> [WORK INSTRUCTIONS]:
Gather all lines in the data that hold the string "Risikomanagement".

> [TASK INPUT]:
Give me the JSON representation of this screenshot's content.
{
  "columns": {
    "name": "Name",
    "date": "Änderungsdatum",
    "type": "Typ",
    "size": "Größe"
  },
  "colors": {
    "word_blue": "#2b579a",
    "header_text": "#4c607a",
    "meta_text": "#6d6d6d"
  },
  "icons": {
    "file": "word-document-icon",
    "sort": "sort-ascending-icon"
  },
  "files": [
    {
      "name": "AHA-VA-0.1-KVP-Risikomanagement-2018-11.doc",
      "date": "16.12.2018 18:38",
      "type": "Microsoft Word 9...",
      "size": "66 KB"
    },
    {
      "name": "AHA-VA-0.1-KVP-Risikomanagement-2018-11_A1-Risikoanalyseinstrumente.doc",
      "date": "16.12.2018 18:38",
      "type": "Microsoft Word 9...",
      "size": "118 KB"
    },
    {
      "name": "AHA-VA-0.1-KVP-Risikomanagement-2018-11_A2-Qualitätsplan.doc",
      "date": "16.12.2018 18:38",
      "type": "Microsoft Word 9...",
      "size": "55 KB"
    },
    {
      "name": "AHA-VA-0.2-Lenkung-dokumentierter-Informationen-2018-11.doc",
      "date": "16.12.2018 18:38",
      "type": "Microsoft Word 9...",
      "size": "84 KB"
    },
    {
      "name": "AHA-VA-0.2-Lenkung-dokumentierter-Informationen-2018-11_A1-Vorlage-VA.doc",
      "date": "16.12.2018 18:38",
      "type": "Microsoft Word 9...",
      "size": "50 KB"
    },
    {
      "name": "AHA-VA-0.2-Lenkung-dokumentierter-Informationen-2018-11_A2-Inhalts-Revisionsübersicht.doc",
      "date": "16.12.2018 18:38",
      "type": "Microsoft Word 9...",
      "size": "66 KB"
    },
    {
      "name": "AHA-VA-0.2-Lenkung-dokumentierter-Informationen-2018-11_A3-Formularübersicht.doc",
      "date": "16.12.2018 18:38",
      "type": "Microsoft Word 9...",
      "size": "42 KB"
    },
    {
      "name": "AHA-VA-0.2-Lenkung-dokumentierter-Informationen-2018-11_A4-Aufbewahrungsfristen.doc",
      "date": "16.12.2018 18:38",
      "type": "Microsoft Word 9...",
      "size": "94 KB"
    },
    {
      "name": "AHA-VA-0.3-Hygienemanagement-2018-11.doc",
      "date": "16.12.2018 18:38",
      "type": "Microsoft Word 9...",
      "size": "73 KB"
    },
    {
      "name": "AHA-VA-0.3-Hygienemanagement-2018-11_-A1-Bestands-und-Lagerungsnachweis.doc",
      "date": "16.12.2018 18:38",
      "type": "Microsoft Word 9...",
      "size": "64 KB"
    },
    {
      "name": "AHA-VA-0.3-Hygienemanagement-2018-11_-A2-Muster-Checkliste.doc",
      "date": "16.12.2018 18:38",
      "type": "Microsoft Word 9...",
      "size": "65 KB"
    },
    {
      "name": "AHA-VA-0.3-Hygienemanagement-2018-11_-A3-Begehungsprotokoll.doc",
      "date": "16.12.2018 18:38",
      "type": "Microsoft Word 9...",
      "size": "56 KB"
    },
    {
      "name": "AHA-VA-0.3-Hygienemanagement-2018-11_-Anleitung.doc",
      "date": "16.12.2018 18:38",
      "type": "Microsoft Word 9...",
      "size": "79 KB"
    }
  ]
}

> [TASK RESULT]:
      "name": "AHA-VA-0.1-KVP-Risikomanagement-2018-11.doc",
      "name": "AHA-VA-0.1-KVP-Risikomanagement-2018-11_A1-Risikoanalyseinstrumente.doc",
      "name": "AHA-VA-0.1-KVP-Risikomanagement-2018-11_A2-Qualitätsplan.doc",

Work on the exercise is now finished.